* [The problem]:
Please copy each line of the listing below in which the word "servers" appears.
(Material shown)
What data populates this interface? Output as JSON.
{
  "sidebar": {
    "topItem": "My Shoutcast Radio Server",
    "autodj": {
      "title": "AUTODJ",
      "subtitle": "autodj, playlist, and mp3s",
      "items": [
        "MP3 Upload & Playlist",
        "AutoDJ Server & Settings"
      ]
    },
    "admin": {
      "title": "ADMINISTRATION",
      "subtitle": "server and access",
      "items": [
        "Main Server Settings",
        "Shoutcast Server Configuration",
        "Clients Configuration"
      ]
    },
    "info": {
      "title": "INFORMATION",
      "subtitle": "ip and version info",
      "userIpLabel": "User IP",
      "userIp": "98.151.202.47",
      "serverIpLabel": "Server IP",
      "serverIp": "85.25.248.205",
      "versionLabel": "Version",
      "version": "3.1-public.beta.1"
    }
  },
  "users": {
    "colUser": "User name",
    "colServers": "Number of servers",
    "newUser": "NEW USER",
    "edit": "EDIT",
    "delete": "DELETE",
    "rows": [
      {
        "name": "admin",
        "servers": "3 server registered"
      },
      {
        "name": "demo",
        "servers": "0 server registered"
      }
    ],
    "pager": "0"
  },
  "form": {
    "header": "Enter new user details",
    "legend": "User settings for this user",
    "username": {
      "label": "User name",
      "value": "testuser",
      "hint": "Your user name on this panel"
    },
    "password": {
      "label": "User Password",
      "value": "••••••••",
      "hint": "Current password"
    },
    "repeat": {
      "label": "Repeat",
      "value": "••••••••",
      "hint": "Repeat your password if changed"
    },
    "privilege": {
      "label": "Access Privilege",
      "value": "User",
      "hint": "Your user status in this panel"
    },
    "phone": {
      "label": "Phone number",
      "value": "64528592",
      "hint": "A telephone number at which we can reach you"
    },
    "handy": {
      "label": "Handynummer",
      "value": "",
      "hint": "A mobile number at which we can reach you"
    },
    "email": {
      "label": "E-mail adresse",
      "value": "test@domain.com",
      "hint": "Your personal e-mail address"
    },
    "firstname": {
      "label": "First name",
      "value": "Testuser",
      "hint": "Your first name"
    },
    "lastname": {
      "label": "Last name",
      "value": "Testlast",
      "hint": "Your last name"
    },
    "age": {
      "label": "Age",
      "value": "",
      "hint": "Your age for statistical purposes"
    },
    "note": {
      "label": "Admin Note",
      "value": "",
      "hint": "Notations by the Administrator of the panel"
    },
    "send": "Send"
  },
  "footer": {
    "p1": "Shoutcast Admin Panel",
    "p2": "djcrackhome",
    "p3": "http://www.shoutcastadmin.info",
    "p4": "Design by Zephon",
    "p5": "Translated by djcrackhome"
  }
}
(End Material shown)
* [Solution below]:
    "colServers": "Number of servers",
        "servers": "3 server registered"
        "servers": "0 server registered"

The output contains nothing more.